|Figure 4. Spindle Length and Mass Scale with Tubulin Source and Tubulin Concentration (A) Representative images of spindle simulations using the dynamic instability parameters of microtubules nucleated in Xl and Xt extracts [5, 13]. Xl spindles are longer than Xt spindles (29.8 ± 1.3 mm versus 22.7 ± 1.4 mm) with a higher spindle mass (212 ± 13.9 3 103 MDa versus 163 ± 7.5 3 103 MDa). Cytosim parameter values are summarized in Table S2. (B) Simulations of spindles with additional tubulin (+8 mM). Xl spindles are longer than Xt spindles (39.8 ± 1.8 mm versus 29.6 ± 1.4 mm) with a higher spindle mass (347 ± 9.1 3 103 MDa versus 265 ± 14.5 3 103 MDa). Cytosim parameter values are summarized in Table S4. (C) Representative images of steady-state spindles assembled in Xl egg extract after the addition of 8 mM tubulin purified from different sources (Bt, Xl, and Xt). Microtubules are shown in red and DNA in blue.
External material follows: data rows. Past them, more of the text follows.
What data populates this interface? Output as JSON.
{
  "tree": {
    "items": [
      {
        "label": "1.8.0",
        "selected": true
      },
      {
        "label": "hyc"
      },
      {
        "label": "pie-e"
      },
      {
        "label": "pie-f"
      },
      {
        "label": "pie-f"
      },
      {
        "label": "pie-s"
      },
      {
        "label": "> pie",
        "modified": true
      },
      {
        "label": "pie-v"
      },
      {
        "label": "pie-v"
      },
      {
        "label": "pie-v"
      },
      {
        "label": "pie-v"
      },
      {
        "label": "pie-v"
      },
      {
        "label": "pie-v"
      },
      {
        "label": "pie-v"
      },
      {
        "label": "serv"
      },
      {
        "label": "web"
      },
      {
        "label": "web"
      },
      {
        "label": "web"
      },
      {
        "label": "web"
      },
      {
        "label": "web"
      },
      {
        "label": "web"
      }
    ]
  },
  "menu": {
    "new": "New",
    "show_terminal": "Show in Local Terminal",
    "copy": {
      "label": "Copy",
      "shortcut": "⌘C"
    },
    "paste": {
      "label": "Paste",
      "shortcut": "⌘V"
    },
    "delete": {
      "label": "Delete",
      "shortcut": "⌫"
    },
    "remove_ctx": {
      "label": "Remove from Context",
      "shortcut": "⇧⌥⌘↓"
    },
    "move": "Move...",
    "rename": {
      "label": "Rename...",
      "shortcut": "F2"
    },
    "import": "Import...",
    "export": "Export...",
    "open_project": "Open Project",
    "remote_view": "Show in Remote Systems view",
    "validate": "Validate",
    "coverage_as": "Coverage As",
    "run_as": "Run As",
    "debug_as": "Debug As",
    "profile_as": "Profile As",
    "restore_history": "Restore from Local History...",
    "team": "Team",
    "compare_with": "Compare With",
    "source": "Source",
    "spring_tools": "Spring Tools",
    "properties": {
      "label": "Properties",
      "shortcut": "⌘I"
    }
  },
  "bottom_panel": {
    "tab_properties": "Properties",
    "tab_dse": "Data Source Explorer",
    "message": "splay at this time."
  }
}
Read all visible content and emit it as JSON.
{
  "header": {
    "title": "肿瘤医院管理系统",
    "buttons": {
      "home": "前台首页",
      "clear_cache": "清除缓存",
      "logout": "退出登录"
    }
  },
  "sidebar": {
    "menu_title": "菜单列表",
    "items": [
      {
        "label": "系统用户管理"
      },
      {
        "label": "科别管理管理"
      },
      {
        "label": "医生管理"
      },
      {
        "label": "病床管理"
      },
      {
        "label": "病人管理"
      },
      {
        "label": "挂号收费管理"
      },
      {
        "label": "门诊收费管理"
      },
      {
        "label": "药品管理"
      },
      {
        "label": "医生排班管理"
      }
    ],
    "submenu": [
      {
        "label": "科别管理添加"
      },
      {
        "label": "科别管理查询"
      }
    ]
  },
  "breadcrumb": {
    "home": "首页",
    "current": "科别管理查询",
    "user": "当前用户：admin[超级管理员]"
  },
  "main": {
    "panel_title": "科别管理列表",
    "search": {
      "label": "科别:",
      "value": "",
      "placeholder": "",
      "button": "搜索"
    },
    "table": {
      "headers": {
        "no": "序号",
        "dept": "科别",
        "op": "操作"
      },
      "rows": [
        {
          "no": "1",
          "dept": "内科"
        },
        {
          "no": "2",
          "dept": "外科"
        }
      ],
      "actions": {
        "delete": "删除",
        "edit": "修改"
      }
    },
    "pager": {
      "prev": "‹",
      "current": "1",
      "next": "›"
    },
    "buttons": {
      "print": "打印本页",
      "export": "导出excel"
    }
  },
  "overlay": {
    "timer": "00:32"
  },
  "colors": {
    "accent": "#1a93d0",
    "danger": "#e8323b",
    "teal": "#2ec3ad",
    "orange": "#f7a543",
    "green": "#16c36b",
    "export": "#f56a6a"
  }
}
Scale bar represents 10 mm. Quantification of normalized differences in spindle length. Each data point represents an individual spindle (n = 40–60 spindles). The bold line indicates a non-linear curve fit of the data. The addition of 10 mM Xl tubulin leads to longer spindles (33.8 ± 5.6 mm) than the addition of Xt tubulin (31.3 ± 6.1 mm) or Bt tubulin (25.8 ± 6.3 mm). (D) Representative images of steady-state spindles assembled in Xt egg extract (wild type 18.9 ± 3.9 mm) and spindles after the addition of 8 mM tubulin purified from either Xt or Xl egg extracts. Microtubules are shown in red and DNA in blue. Scale bar represents 10 mm. Quantification of spindle length and mass is shown, and each data point represents an individual spindle (n = 20 spindles). The addition of Xl tubulin leads to longer spindles with a higher mass (32.3 ± 5.6 mm; 9.2 ± 2.3 a.u.) than the addition of Xt tubulin (23.2 ± 3.3 mm; 4.3 ± 1.4 a.u.). Student’s t test with Welch’s correction is shown. Black bar and line indicate mean and standard deviation. ****p < 0.0001, ***p < 0.001, and *p < 0.05. See also Figure S4.|